-- Opening Marker --

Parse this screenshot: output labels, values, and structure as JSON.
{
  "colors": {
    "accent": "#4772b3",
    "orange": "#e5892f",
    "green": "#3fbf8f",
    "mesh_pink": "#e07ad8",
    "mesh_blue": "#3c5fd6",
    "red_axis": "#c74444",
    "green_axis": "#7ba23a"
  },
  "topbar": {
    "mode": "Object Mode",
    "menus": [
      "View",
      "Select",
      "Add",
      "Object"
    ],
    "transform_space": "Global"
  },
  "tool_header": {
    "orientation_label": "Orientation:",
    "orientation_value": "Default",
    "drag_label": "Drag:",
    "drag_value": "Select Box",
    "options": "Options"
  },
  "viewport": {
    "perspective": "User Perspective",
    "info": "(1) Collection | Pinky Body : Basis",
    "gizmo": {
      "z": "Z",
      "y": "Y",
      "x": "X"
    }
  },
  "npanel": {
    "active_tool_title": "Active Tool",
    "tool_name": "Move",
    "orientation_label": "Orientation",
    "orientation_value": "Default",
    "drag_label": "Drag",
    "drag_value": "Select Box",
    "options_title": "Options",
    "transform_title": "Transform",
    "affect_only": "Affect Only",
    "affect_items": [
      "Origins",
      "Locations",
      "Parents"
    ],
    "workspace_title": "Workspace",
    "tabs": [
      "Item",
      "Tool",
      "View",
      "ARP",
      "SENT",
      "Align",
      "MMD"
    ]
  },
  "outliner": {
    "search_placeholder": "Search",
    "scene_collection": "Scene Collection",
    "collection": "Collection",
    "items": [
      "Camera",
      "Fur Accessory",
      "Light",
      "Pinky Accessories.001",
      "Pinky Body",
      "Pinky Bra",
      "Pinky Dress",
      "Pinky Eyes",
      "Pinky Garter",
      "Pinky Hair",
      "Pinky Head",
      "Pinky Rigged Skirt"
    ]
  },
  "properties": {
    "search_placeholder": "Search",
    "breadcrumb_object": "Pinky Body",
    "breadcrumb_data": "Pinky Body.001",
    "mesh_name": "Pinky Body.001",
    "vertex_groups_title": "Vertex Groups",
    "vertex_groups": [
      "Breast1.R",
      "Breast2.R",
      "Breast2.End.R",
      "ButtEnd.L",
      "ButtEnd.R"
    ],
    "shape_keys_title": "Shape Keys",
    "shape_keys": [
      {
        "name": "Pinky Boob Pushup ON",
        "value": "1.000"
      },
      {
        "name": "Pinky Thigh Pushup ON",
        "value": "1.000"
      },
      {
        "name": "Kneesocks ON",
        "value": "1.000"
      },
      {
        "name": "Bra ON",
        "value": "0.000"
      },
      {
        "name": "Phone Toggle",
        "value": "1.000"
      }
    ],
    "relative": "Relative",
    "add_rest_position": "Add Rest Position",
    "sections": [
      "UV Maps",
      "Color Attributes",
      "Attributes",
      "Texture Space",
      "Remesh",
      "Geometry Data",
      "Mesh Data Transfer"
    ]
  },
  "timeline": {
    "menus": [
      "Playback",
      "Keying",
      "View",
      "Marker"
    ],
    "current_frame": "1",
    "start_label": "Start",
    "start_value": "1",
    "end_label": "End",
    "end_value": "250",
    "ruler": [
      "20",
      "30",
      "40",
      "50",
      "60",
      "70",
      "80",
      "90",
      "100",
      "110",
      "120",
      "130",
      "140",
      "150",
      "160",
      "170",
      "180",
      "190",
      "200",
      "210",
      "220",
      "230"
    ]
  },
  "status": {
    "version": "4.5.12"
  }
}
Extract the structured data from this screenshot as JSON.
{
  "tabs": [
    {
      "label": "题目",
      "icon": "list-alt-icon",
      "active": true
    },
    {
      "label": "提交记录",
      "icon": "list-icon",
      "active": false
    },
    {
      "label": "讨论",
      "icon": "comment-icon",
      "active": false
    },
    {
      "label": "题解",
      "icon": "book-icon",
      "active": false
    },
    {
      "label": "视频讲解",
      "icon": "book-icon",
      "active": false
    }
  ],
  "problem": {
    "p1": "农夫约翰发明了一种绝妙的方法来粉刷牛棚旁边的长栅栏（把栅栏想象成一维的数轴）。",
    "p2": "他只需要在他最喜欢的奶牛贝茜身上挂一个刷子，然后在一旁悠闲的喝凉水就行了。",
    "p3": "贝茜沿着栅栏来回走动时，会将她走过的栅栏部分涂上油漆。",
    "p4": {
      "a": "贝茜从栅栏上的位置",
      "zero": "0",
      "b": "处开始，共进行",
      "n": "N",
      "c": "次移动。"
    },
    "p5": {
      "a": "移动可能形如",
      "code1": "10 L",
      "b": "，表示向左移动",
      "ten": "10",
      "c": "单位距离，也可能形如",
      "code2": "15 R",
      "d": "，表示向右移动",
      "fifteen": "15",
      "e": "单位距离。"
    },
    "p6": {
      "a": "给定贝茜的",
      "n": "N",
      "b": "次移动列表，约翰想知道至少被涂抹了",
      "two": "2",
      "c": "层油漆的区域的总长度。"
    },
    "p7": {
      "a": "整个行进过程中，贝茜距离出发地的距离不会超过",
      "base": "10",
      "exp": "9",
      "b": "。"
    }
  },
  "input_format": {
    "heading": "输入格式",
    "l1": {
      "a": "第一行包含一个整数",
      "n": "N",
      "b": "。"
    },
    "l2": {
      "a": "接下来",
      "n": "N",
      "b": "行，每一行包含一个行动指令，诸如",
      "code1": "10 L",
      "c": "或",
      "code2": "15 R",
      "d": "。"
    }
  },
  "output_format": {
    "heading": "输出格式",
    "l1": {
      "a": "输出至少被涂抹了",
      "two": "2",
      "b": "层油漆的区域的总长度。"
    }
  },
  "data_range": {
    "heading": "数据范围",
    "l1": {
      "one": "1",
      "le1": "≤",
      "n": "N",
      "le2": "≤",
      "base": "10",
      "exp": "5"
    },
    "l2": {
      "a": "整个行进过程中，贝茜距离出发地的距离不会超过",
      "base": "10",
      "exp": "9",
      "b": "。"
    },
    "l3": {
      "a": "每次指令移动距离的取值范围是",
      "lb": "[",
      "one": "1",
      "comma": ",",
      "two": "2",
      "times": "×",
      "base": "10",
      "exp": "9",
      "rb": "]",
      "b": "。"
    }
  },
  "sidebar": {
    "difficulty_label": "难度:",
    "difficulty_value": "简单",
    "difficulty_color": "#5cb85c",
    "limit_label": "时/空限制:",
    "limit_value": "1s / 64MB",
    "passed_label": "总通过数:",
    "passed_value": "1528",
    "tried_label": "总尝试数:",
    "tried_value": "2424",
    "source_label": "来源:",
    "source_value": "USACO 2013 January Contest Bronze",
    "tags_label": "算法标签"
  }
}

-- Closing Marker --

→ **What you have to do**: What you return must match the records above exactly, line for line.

→ **Task response**:
Parse this screenshot: output labels, values, and structure as JSON.
{
  "colors": {
    "accent": "#4772b3",
    "orange": "#e5892f",
    "green": "#3fbf8f",
    "mesh_pink": "#e07ad8",
    "mesh_blue": "#3c5fd6",
    "red_axis": "#c74444",
    "green_axis": "#7ba23a"
  },
  "topbar": {
    "mode": "Object Mode",
    "menus": [
      "View",
      "Select",
      "Add",
      "Object"
    ],
    "transform_space": "Global"
  },
  "tool_header": {
    "orientation_label": "Orientation:",
    "orientation_value": "Default",
    "drag_label": "Drag:",
    "drag_value": "Select Box",
    "options": "Options"
  },
  "viewport": {
    "perspective": "User Perspective",
    "info": "(1) Collection | Pinky Body : Basis",
    "gizmo": {
      "z": "Z",
      "y": "Y",
      "x": "X"
    }
  },
  "npanel": {
    "active_tool_title": "Active Tool",
    "tool_name": "Move",
    "orientation_label": "Orientation",
    "orientation_value": "Default",
    "drag_label": "Drag",
    "drag_value": "Select Box",
    "options_title": "Options",
    "transform_title": "Transform",
    "affect_only": "Affect Only",
    "affect_items": [
      "Origins",
      "Locations",
      "Parents"
    ],
    "workspace_title": "Workspace",
    "tabs": [
      "Item",
      "Tool",
      "View",
      "ARP",
      "SENT",
      "Align",
      "MMD"
    ]
  },
  "outliner": {
    "search_placeholder": "Search",
    "scene_collection": "Scene Collection",
    "collection": "Collection",
    "items": [
      "Camera",
      "Fur Accessory",
      "Light",
      "Pinky Accessories.001",
      "Pinky Body",
      "Pinky Bra",
      "Pinky Dress",
      "Pinky Eyes",
      "Pinky Garter",
      "Pinky Hair",
      "Pinky Head",
      "Pinky Rigged Skirt"
    ]
  },
  "properties": {
    "search_placeholder": "Search",
    "breadcrumb_object": "Pinky Body",
    "breadcrumb_data": "Pinky Body.001",
    "mesh_name": "Pinky Body.001",
    "vertex_groups_title": "Vertex Groups",
    "vertex_groups": [
      "Breast1.R",
      "Breast2.R",
      "Breast2.End.R",
      "ButtEnd.L",
      "ButtEnd.R"
    ],
    "shape_keys_title": "Shape Keys",
    "shape_keys": [
      {
        "name": "Pinky Boob Pushup ON",
        "value": "1.000"
      },
      {
        "name": "Pinky Thigh Pushup ON",
        "value": "1.000"
      },
      {
        "name": "Kneesocks ON",
        "value": "1.000"
      },
      {
        "name": "Bra ON",
        "value": "0.000"
      },
      {
        "name": "Phone Toggle",
        "value": "1.000"
      }
    ],
    "relative": "Relative",
    "add_rest_position": "Add Rest Position",
    "sections": [
      "UV Maps",
      "Color Attributes",
      "Attributes",
      "Texture Space",
      "Remesh",
      "Geometry Data",
      "Mesh Data Transfer"
    ]
  },
  "timeline": {
    "menus": [
      "Playback",
      "Keying",
      "View",
      "Marker"
    ],
    "current_frame": "1",
    "start_label": "Start",
    "start_value": "1",
    "end_label": "End",
    "end_value": "250",
    "ruler": [
      "20",
      "30",
      "40",
      "50",
      "60",
      "70",
      "80",
      "90",
      "100",
      "110",
      "120",
      "130",
      "140",
      "150",
      "160",
      "170",
      "180",
      "190",
      "200",
      "210",
      "220",
      "230"
    ]
  },
  "status": {
    "version": "4.5.12"
  }
}
Extract the structured data from this screenshot as JSON.
{
  "tabs": [
    {
      "label": "题目",
      "icon": "list-alt-icon",
      "active": true
    },
    {
      "label": "提交记录",
      "icon": "list-icon",
      "active": false
    },
    {
      "label": "讨论",
      "icon": "comment-icon",
      "active": false
    },
    {
      "label": "题解",
      "icon": "book-icon",
      "active": false
    },
    {
      "label": "视频讲解",
      "icon": "book-icon",
      "active": false
    }
  ],
  "problem": {
    "p1": "农夫约翰发明了一种绝妙的方法来粉刷牛棚旁边的长栅栏（把栅栏想象成一维的数轴）。",
    "p2": "他只需要在他最喜欢的奶牛贝茜身上挂一个刷子，然后在一旁悠闲的喝凉水就行了。",
    "p3": "贝茜沿着栅栏来回走动时，会将她走过的栅栏部分涂上油漆。",
    "p4": {
      "a": "贝茜从栅栏上的位置",
      "zero": "0",
      "b": "处开始，共进行",
      "n": "N",
      "c": "次移动。"
    },
    "p5": {
      "a": "移动可能形如",
      "code1": "10 L",
      "b": "，表示向左移动",
      "ten": "10",
      "c": "单位距离，也可能形如",
      "code2": "15 R",
      "d": "，表示向右移动",
      "fifteen": "15",
      "e": "单位距离。"
    },
    "p6": {
      "a": "给定贝茜的",
      "n": "N",
      "b": "次移动列表，约翰想知道至少被涂抹了",
      "two": "2",
      "c": "层油漆的区域的总长度。"
    },
    "p7": {
      "a": "整个行进过程中，贝茜距离出发地的距离不会超过",
      "base": "10",
      "exp": "9",
      "b": "。"
    }
  },
  "input_format": {
    "heading": "输入格式",
    "l1": {
      "a": "第一行包含一个整数",
      "n": "N",
      "b": "。"
    },
    "l2": {
      "a": "接下来",
      "n": "N",
      "b": "行，每一行包含一个行动指令，诸如",
      "code1": "10 L",
      "c": "或",
      "code2": "15 R",
      "d": "。"
    }
  },
  "output_format": {
    "heading": "输出格式",
    "l1": {
      "a": "输出至少被涂抹了",
      "two": "2",
      "b": "层油漆的区域的总长度。"
    }
  },
  "data_range": {
    "heading": "数据范围",
    "l1": {
      "one": "1",
      "le1": "≤",
      "n": "N",
      "le2": "≤",
      "base": "10",
      "exp": "5"
    },
    "l2": {
      "a": "整个行进过程中，贝茜距离出发地的距离不会超过",
      "base": "10",
      "exp": "9",
      "b": "。"
    },
    "l3": {
      "a": "每次指令移动距离的取值范围是",
      "lb": "[",
      "one": "1",
      "comma": ",",
      "two": "2",
      "times": "×",
      "base": "10",
      "exp": "9",
      "rb": "]",
      "b": "。"
    }
  },
  "sidebar": {
    "difficulty_label": "难度:",
    "difficulty_value": "简单",
    "difficulty_color": "#5cb85c",
    "limit_label": "时/空限制:",
    "limit_value": "1s / 64MB",
    "passed_label": "总通过数:",
    "passed_value": "1528",
    "tried_label": "总尝试数:",
    "tried_value": "2424",
    "source_label": "来源:",
    "source_value": "USACO 2013 January Contest Bronze",
    "tags_label": "算法标签"
  }
}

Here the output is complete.